# HOW TO COMPLETE THIS TASK:
Should a line below contain the word "likes", report it.

# PROVIDED ENTRIES:
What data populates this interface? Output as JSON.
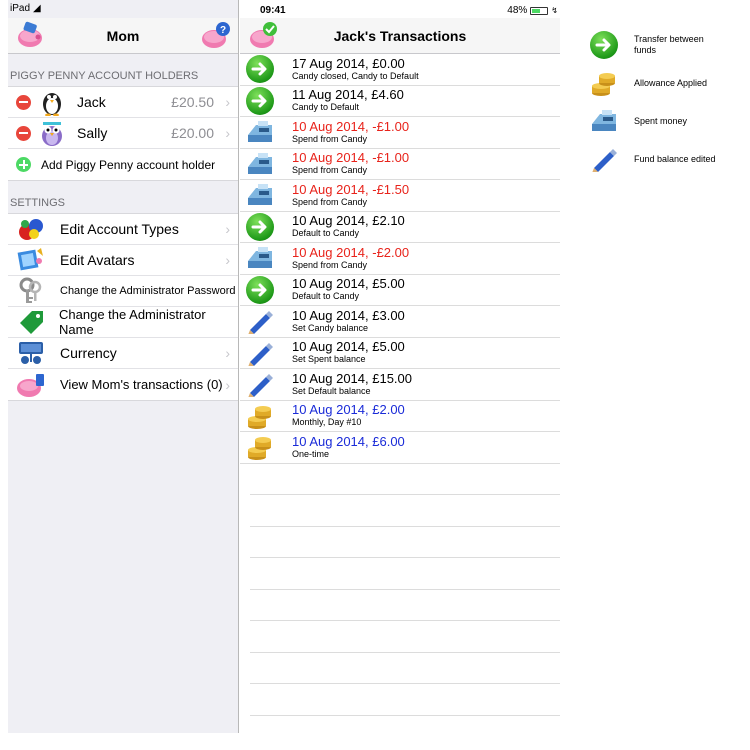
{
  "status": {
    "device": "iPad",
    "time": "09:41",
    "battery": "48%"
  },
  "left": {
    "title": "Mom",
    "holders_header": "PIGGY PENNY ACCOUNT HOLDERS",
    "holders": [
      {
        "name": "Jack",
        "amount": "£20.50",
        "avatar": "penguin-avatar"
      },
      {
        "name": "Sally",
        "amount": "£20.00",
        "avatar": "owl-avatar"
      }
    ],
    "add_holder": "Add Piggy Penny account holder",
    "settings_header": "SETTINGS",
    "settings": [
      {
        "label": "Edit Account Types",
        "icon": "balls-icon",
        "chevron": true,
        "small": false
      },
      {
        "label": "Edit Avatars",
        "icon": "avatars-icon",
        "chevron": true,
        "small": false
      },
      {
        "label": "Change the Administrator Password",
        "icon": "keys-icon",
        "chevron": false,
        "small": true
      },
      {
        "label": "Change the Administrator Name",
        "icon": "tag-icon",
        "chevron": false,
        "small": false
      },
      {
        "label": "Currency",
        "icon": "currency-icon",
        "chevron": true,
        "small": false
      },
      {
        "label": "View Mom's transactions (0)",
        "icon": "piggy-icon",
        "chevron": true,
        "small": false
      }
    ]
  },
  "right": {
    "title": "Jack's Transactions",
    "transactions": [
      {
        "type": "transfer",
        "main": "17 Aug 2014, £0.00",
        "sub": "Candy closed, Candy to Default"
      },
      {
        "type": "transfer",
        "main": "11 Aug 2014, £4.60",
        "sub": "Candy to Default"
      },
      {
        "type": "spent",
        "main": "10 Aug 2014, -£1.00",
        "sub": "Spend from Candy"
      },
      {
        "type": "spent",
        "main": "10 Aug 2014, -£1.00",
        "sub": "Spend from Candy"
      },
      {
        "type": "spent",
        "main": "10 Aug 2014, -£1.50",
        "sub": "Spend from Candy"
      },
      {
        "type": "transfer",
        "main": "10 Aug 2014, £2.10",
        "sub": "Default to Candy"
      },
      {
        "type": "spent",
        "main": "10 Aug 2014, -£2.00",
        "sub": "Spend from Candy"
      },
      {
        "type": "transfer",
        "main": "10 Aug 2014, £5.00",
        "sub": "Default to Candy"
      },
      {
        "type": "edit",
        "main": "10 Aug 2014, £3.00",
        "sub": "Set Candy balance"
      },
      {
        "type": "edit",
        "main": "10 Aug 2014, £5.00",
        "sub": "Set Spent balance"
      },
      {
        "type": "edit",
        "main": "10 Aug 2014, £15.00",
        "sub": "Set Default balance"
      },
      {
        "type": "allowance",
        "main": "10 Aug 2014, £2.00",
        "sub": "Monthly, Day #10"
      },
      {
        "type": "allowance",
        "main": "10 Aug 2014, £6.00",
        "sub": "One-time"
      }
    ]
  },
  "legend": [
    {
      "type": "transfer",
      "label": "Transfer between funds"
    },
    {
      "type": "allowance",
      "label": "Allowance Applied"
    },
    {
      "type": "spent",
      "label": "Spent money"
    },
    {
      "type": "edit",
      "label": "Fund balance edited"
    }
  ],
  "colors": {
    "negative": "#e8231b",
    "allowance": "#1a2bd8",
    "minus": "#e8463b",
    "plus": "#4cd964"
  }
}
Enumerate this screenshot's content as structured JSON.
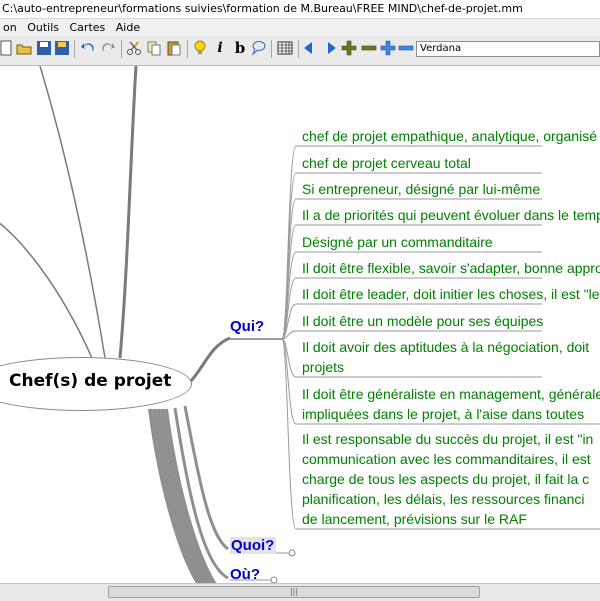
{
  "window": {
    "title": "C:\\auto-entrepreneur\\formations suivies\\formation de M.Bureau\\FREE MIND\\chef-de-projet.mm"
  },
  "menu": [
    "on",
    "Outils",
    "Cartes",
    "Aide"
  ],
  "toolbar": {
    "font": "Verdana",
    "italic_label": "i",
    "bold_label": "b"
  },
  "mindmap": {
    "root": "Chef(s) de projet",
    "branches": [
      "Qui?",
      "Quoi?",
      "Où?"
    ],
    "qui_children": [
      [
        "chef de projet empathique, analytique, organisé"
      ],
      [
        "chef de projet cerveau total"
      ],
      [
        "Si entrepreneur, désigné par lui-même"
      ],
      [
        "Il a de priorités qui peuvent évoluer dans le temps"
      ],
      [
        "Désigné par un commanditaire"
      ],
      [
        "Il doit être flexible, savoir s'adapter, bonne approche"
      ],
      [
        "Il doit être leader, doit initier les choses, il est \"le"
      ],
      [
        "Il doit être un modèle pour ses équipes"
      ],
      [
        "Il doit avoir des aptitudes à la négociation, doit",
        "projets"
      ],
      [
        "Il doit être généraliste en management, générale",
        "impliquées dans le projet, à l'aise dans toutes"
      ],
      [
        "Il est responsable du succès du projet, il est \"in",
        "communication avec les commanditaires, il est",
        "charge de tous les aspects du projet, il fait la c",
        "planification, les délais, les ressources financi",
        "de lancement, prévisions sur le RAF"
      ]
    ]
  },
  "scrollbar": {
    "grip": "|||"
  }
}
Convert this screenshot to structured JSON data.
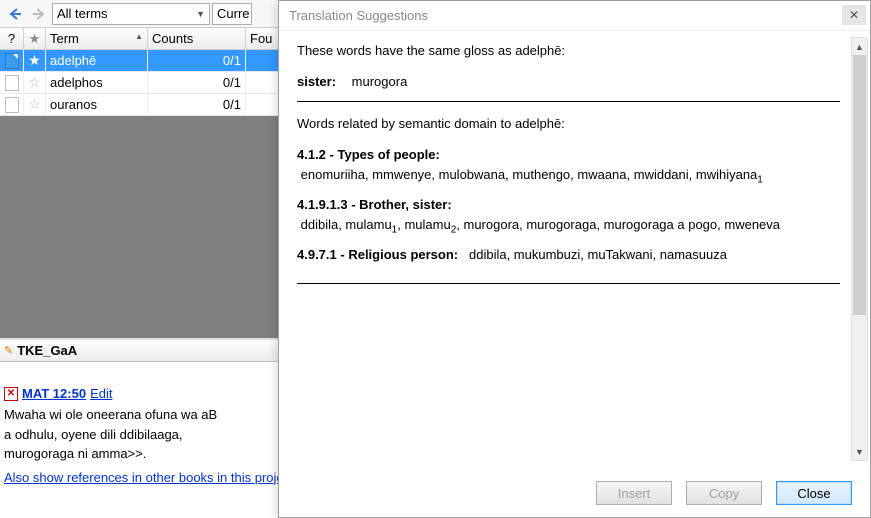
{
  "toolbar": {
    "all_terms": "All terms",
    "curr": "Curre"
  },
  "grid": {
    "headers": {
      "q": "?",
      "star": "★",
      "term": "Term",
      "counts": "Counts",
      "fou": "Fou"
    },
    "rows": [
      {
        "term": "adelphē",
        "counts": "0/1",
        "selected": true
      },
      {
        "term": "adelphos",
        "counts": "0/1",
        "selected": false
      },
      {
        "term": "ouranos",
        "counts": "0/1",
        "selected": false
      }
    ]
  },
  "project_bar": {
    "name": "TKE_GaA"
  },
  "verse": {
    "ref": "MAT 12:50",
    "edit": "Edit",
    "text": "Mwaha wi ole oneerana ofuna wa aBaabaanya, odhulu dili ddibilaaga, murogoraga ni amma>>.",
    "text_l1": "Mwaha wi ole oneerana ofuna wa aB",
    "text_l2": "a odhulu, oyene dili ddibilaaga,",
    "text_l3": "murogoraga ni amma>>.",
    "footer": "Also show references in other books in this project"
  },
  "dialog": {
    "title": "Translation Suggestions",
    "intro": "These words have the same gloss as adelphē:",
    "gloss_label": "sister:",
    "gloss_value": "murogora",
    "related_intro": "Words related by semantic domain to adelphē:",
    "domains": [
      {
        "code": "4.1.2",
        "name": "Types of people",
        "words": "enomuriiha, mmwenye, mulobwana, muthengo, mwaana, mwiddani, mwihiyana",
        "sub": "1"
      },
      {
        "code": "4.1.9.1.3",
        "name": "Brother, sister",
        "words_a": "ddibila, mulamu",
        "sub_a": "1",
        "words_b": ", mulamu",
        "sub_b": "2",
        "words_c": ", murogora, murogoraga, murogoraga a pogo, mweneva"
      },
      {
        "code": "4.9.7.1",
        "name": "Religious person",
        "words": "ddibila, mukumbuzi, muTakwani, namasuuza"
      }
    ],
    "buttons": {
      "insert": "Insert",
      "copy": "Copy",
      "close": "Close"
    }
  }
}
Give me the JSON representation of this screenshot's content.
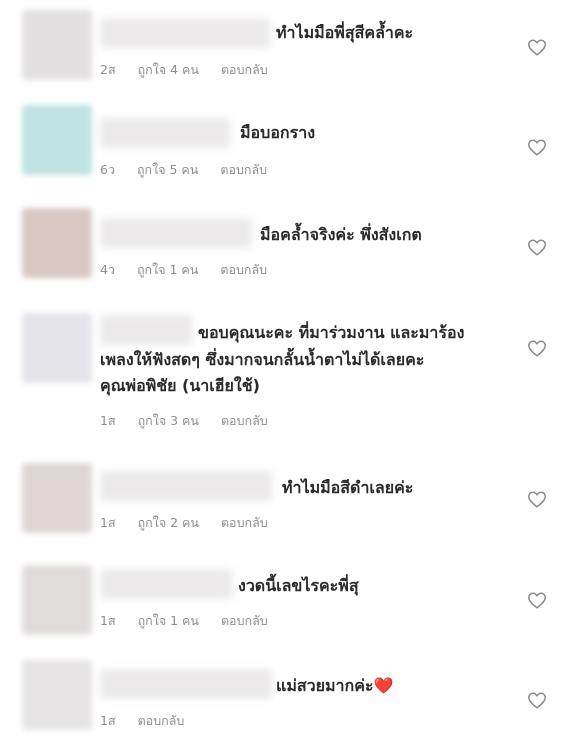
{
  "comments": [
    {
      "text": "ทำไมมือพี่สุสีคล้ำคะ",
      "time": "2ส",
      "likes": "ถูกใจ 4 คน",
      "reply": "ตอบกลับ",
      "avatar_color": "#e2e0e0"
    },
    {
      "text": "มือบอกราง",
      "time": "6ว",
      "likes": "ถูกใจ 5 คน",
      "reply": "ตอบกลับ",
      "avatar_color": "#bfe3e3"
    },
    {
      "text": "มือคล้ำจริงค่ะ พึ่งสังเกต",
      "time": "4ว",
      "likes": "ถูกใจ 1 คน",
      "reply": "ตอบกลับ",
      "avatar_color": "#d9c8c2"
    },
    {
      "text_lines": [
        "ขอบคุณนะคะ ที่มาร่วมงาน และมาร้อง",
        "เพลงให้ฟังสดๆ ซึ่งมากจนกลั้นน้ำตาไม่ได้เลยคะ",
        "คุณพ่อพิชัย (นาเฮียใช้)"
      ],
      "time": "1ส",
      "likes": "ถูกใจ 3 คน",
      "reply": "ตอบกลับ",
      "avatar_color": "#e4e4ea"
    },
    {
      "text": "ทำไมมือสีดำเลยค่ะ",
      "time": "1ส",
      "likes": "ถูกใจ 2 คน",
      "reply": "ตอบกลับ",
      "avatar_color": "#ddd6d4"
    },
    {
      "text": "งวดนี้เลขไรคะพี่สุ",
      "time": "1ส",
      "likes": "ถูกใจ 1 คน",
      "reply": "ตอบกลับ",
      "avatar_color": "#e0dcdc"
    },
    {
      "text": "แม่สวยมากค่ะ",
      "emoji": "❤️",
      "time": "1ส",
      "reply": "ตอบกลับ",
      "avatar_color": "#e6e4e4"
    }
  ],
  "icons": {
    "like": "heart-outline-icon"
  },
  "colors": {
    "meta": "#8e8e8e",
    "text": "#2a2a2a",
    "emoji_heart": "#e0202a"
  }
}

# RESULT OF THE TASK:
      "likes": "ถูกใจ 4 คน",
      "likes": "ถูกใจ 5 คน",
      "likes": "ถูกใจ 1 คน",
      "likes": "ถูกใจ 3 คน",
      "likes": "ถูกใจ 2 คน",
      "likes": "ถูกใจ 1 คน",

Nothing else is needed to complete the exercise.